A heat wave in Italy has caused concern among olive farmers. We asked some experts how to face this current challenge.
In the last month Italy has been affected by a heat wave so intense that the Ministry of Health issued warnings for several cities including Ancona, Cagliari, Frosinone, Campobasso, Latina, Perugia, Pescara and Rieti where “high-risk conditions lasting three or more days” saw temperatures up to 39°C (102.2°F).
I think that now we should make choices with a wider vision.
In the countryside, high temperatures caused concern among farmers. “At present, Italy is affected by a high-pressure structure of African origin,” said the expert in meteorology, Marco Giovani. “This was caused mainly by a negative anomaly of the surface waters of the mid-Atlantic, where temperatures decreased below the seasonal average.” He noted that due to this situation, which probably will persist throughout the summer, depressions descended to low latitudes, and as a dynamic reaction, further to the east, the ascent of hot air masses involved the Mediterranean and a good part of Western Europe.
“In Maremma, drought has been going on for a year and a half, and already in the spring several olive trees showed poor vegetative development,” affirmed Giovani, who manages an olive grove in Porto Santo Stefano, in Southern Tuscany.
While the flowering was delayed but good, the setting was poor. Giovani said that in this area, since last December just 48 millimeters (1.9 inches) of rain fell, where a typical annual precipitation is about 500 millimeters (20 inches).
Olive trees can safely withstand 35 – 36 °C (95°-96.8°F), said an agronomist specialized in olive growing, Fiammetta Nizzi Griffi. “Beyond this limit and up to 48 – 49 °C (118.4°-120.2°F), the plant develops defense mechanisms, depending on variety,” she explained.
Some cultivars become susceptible at 48 °C (118.4°F) and some can reach temperatures of up to 50°C (122°F); then the plant starts showing signs of damage, which are similar to those caused by Iron Chlorosis.
“We recently experienced a climatic situation with higher than annual average temperatures, and we already observed some manifestations of suffering in the olive trees,” she said, observing that first, part of flowers did not open because they dried up; then, parts of the flowers opened but did not reach setting because the pollen tube had been affected by hot wind.
“Flowers which were able to develop fruits are now the size of a peppercorn or peanut, depending on the area, and we must pay attention as some of them have been already affected by drought.”
“In my opinion, these issues are attributable not only to climate but also to agronomic management,” she affirmed. “I think that now we should make choices with a wider vision.”
With regard to soil, in fear of erosion due to heavy rains, which are now increasingly concentrated and intensified in short periods, tillage has been gradually abandoned in favor of under-sowing. “This approach is undoubtedly correct but it cannot be carried out in all territories,” the agronomist affirmed. “In regions like the Chianti, with high clay content and a natural tendency to radical asphyxia, it is necessary to deep till the soil to avoid its excessive hardening.”

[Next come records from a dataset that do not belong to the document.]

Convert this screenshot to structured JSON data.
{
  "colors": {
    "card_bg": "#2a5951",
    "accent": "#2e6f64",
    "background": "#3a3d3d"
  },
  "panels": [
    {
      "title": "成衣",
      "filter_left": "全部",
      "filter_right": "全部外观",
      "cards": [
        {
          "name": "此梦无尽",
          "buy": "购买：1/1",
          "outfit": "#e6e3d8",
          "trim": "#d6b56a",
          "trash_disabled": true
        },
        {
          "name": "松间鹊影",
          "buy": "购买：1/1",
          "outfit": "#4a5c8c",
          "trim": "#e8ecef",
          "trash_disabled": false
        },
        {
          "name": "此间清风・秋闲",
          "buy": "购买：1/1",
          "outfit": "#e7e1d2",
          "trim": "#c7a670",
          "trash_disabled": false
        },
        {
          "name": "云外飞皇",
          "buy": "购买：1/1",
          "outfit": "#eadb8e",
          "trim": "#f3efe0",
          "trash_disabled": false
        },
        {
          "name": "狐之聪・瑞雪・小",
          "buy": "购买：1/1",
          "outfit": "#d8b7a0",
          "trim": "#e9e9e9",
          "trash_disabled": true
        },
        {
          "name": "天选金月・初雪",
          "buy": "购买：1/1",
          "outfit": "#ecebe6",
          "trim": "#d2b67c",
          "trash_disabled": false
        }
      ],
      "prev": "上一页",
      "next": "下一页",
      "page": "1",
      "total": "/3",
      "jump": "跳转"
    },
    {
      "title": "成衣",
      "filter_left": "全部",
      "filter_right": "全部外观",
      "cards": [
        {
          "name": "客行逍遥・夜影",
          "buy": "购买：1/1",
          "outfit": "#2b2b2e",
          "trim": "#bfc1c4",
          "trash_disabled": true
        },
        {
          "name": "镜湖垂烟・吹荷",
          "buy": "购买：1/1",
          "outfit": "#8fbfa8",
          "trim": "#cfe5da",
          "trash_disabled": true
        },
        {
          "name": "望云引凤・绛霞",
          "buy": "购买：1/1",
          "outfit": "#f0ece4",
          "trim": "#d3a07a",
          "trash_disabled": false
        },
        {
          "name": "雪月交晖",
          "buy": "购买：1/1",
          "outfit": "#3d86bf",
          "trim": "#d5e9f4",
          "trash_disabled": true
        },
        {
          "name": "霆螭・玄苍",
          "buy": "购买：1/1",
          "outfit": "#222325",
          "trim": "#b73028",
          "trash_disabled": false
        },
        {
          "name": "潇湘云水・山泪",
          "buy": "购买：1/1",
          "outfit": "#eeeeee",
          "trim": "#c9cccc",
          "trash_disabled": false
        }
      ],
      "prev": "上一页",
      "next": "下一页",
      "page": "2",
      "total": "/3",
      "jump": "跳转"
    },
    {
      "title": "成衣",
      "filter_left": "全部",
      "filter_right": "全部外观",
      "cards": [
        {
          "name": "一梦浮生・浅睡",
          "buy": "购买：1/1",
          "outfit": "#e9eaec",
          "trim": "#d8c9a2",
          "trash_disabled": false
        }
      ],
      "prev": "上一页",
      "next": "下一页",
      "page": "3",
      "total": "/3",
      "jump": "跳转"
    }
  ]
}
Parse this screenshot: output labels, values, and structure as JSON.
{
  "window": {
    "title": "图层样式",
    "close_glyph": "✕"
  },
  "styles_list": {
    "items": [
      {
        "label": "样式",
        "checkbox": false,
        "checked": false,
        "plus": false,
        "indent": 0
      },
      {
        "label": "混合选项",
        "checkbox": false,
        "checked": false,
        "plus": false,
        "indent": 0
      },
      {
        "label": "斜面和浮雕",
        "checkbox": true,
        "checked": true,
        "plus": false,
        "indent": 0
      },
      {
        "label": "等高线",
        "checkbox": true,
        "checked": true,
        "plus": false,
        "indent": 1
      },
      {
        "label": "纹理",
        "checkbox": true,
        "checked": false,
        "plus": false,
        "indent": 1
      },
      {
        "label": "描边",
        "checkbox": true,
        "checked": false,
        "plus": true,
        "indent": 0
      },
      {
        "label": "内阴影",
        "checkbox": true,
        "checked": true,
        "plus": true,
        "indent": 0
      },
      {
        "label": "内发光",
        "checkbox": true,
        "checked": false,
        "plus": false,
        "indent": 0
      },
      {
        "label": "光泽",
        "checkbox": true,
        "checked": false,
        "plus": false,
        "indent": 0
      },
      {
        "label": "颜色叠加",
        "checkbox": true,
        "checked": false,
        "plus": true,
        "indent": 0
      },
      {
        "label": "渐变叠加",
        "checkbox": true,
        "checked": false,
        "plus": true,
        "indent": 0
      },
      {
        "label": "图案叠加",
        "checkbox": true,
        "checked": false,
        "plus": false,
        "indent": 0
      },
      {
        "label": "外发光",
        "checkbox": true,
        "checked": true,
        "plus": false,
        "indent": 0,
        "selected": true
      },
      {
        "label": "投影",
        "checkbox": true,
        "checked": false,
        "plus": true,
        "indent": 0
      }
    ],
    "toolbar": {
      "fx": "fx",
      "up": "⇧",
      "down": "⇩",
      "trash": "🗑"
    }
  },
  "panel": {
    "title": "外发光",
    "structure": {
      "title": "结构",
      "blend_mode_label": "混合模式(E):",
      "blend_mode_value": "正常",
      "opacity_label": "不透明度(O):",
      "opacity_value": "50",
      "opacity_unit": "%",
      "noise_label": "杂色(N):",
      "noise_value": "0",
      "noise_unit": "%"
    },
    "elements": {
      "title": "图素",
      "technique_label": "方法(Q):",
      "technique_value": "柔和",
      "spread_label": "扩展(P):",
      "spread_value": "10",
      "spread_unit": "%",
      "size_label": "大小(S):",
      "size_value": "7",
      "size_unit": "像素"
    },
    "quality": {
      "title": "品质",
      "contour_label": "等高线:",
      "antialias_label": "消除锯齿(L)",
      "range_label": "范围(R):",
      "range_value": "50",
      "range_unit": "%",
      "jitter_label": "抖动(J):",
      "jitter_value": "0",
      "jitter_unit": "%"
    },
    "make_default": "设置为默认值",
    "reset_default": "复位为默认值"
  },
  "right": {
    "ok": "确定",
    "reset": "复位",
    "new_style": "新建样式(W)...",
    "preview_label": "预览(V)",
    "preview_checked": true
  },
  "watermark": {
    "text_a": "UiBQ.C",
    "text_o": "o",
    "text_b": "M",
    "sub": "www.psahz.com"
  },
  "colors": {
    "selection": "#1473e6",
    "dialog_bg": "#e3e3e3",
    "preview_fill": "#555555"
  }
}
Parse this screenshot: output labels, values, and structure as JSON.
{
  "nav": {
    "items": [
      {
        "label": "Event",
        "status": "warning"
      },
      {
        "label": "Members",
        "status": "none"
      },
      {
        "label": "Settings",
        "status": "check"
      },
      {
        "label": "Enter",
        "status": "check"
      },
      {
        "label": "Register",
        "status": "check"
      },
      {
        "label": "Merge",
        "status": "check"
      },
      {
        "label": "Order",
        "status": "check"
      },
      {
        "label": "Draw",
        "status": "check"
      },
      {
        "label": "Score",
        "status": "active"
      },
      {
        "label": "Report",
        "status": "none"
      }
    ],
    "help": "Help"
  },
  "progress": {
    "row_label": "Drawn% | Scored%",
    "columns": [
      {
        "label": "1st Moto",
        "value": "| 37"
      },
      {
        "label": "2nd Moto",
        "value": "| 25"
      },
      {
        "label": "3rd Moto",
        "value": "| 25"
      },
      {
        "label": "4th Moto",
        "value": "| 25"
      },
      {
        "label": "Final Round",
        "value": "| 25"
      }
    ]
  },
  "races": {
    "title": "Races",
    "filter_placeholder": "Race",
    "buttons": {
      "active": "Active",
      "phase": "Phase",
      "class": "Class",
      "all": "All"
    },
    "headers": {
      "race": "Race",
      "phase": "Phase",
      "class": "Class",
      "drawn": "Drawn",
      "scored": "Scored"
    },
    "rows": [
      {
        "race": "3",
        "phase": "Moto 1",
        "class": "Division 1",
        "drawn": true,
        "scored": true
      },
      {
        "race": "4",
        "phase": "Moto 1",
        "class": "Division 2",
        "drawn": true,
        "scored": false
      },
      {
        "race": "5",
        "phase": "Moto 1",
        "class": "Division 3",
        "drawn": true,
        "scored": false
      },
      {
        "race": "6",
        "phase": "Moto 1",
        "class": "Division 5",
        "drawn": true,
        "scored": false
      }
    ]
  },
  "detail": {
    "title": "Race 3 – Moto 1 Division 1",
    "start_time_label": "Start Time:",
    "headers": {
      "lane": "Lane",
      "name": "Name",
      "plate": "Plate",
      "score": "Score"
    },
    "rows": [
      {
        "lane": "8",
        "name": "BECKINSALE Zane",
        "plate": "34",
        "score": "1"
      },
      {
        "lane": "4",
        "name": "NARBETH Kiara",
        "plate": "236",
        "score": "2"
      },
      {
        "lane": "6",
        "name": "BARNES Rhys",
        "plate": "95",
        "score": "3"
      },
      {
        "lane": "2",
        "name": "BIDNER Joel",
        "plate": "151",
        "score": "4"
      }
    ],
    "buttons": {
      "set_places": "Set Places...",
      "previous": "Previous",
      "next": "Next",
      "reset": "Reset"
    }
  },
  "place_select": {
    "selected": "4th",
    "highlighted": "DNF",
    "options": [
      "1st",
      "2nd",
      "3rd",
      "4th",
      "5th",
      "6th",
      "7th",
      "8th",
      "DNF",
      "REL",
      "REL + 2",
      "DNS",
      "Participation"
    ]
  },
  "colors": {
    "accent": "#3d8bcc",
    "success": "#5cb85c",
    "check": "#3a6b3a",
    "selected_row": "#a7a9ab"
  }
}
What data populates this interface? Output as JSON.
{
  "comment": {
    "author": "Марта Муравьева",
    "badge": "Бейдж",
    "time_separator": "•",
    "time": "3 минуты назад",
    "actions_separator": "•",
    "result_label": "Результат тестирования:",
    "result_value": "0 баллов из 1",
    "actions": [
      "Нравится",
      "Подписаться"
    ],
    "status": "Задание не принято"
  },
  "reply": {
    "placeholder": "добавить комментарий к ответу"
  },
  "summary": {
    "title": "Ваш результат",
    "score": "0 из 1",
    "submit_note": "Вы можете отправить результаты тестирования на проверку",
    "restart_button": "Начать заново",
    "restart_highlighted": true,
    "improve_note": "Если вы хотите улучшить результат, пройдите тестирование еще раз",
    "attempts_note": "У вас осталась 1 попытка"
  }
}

If the ground hardens too much, rainwater is not able to penetrate and water reserves cannot be created; furthermore, the root apparatus of olive trees tends to develop just below the layer of herbs, competing with their roots.
“One month ago, I supervised a deep tillage in an olive grove of the inner Maremma characterized by a clayey soil,” Nizzi Griffi told us. “The workers broke a great number of roots which had developed just under the vegetal layer. Now, those olive trees will tolerate high temperatures much better because roots have been stimulated to go deeper and they will no longer compete with the other plants.”
When we make our agronomic choices, we should consider all the relevant factors, not just erosion. “Since the heat is a new issue, we must make sure that soil is able to absorb water and the roots are renewed,” she continued, pointing out that besides the biggest and supportive roots which no longer have absorbing function, we must focus on the vital and capillary root which can absorb water and nutrients, stimulating their renewal.
We can count on two systems: pruning and deep tillage. Because, “when a part of the tree is pruned, parts of the roots die and new ones develop along with the development of new vegetation; similarly, deep tillage breaks roots, renewing and making them more receptive to water and nutrients.” In this sense, we can re-evaluate the use of plows and harrows, Nizzi Griffi suggested.
In addition, she recommended keeping as many leaves as possible when pruning, because each leaf is a small water reserve to draw on. In this sense, the plant should be leafy, proportionally to exposure to daylight.
Moreover, we should reduce the height of the olive tree in order to decrease its effort to feed the vegetative parts and translocate nutrients.
“A good farmer will till the soil or let herbs grow according to climate and other factors, in view of a ‘tailor-made’ olive grove,” she added. “I believe that the difficulties of recent years may be seen not as a threat but as an incentive to improve the management of olive groves. In fact, despite hard seasons, we obtained exceptional productions.”
Now, the temperature is going back in the range of normal and scattered showers finally refreshed some of the thirstiest olive groves.